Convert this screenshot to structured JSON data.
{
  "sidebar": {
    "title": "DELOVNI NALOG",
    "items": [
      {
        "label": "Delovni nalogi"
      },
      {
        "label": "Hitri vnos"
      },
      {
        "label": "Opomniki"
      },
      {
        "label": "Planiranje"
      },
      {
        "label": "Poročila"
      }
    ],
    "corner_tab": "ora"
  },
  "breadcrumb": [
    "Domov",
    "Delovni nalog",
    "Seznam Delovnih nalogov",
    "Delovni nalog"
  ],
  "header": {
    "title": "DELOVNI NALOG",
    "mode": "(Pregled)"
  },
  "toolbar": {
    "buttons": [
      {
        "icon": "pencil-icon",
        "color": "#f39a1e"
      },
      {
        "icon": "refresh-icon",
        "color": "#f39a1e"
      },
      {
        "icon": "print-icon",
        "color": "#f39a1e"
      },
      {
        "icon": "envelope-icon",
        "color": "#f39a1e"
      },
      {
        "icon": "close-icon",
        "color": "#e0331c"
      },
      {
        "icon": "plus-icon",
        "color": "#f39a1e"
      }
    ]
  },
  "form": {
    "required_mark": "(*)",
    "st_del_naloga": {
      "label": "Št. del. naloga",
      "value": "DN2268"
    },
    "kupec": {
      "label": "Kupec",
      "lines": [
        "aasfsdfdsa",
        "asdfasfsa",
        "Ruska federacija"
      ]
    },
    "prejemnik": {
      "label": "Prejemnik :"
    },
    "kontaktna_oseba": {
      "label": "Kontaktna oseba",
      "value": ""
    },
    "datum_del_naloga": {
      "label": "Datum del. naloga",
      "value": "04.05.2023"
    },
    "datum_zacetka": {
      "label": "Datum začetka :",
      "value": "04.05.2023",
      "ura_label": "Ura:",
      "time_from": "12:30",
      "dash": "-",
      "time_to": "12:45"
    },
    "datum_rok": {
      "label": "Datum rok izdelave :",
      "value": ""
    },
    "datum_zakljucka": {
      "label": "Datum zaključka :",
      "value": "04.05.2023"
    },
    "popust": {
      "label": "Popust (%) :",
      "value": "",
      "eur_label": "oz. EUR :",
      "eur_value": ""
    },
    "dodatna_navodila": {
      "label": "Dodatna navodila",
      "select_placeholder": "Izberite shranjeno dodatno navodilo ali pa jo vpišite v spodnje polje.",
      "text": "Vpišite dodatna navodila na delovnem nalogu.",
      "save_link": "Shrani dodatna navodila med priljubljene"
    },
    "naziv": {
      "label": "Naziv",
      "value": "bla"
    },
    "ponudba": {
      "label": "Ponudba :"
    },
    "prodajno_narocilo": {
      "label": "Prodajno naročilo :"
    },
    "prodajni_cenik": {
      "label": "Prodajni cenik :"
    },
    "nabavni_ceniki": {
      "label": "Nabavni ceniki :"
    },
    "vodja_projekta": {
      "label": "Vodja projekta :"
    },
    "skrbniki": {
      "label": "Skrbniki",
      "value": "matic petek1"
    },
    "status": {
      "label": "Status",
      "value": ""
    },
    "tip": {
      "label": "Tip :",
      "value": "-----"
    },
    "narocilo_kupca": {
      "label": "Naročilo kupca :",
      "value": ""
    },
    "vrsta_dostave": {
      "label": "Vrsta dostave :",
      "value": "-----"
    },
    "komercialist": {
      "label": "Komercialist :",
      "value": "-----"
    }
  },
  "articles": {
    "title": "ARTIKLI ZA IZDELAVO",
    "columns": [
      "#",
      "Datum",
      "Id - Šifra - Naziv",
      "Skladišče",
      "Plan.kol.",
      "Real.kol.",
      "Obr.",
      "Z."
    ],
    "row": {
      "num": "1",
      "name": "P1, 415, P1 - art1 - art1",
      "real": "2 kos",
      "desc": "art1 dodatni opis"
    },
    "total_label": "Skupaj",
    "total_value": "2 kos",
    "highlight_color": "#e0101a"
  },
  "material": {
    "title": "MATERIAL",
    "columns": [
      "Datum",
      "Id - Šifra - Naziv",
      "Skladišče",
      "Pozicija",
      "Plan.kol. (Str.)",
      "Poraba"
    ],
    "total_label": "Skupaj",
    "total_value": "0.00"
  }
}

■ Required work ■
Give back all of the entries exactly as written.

■ Expected answer ■
Convert this screenshot to structured JSON data.
{
  "sidebar": {
    "title": "DELOVNI NALOG",
    "items": [
      {
        "label": "Delovni nalogi"
      },
      {
        "label": "Hitri vnos"
      },
      {
        "label": "Opomniki"
      },
      {
        "label": "Planiranje"
      },
      {
        "label": "Poročila"
      }
    ],
    "corner_tab": "ora"
  },
  "breadcrumb": [
    "Domov",
    "Delovni nalog",
    "Seznam Delovnih nalogov",
    "Delovni nalog"
  ],
  "header": {
    "title": "DELOVNI NALOG",
    "mode": "(Pregled)"
  },
  "toolbar": {
    "buttons": [
      {
        "icon": "pencil-icon",
        "color": "#f39a1e"
      },
      {
        "icon": "refresh-icon",
        "color": "#f39a1e"
      },
      {
        "icon": "print-icon",
        "color": "#f39a1e"
      },
      {
        "icon": "envelope-icon",
        "color": "#f39a1e"
      },
      {
        "icon": "close-icon",
        "color": "#e0331c"
      },
      {
        "icon": "plus-icon",
        "color": "#f39a1e"
      }
    ]
  },
  "form": {
    "required_mark": "(*)",
    "st_del_naloga": {
      "label": "Št. del. naloga",
      "value": "DN2268"
    },
    "kupec": {
      "label": "Kupec",
      "lines": [
        "aasfsdfdsa",
        "asdfasfsa",
        "Ruska federacija"
      ]
    },
    "prejemnik": {
      "label": "Prejemnik :"
    },
    "kontaktna_oseba": {
      "label": "Kontaktna oseba",
      "value": ""
    },
    "datum_del_naloga": {
      "label": "Datum del. naloga",
      "value": "04.05.2023"
    },
    "datum_zacetka": {
      "label": "Datum začetka :",
      "value": "04.05.2023",
      "ura_label": "Ura:",
      "time_from": "12:30",
      "dash": "-",
      "time_to": "12:45"
    },
    "datum_rok": {
      "label": "Datum rok izdelave :",
      "value": ""
    },
    "datum_zakljucka": {
      "label": "Datum zaključka :",
      "value": "04.05.2023"
    },
    "popust": {
      "label": "Popust (%) :",
      "value": "",
      "eur_label": "oz. EUR :",
      "eur_value": ""
    },
    "dodatna_navodila": {
      "label": "Dodatna navodila",
      "select_placeholder": "Izberite shranjeno dodatno navodilo ali pa jo vpišite v spodnje polje.",
      "text": "Vpišite dodatna navodila na delovnem nalogu.",
      "save_link": "Shrani dodatna navodila med priljubljene"
    },
    "naziv": {
      "label": "Naziv",
      "value": "bla"
    },
    "ponudba": {
      "label": "Ponudba :"
    },
    "prodajno_narocilo": {
      "label": "Prodajno naročilo :"
    },
    "prodajni_cenik": {
      "label": "Prodajni cenik :"
    },
    "nabavni_ceniki": {
      "label": "Nabavni ceniki :"
    },
    "vodja_projekta": {
      "label": "Vodja projekta :"
    },
    "skrbniki": {
      "label": "Skrbniki",
      "value": "matic petek1"
    },
    "status": {
      "label": "Status",
      "value": ""
    },
    "tip": {
      "label": "Tip :",
      "value": "-----"
    },
    "narocilo_kupca": {
      "label": "Naročilo kupca :",
      "value": ""
    },
    "vrsta_dostave": {
      "label": "Vrsta dostave :",
      "value": "-----"
    },
    "komercialist": {
      "label": "Komercialist :",
      "value": "-----"
    }
  },
  "articles": {
    "title": "ARTIKLI ZA IZDELAVO",
    "columns": [
      "#",
      "Datum",
      "Id - Šifra - Naziv",
      "Skladišče",
      "Plan.kol.",
      "Real.kol.",
      "Obr.",
      "Z."
    ],
    "row": {
      "num": "1",
      "name": "P1, 415, P1 - art1 - art1",
      "real": "2 kos",
      "desc": "art1 dodatni opis"
    },
    "total_label": "Skupaj",
    "total_value": "2 kos",
    "highlight_color": "#e0101a"
  },
  "material": {
    "title": "MATERIAL",
    "columns": [
      "Datum",
      "Id - Šifra - Naziv",
      "Skladišče",
      "Pozicija",
      "Plan.kol. (Str.)",
      "Poraba"
    ],
    "total_label": "Skupaj",
    "total_value": "0.00"
  }
}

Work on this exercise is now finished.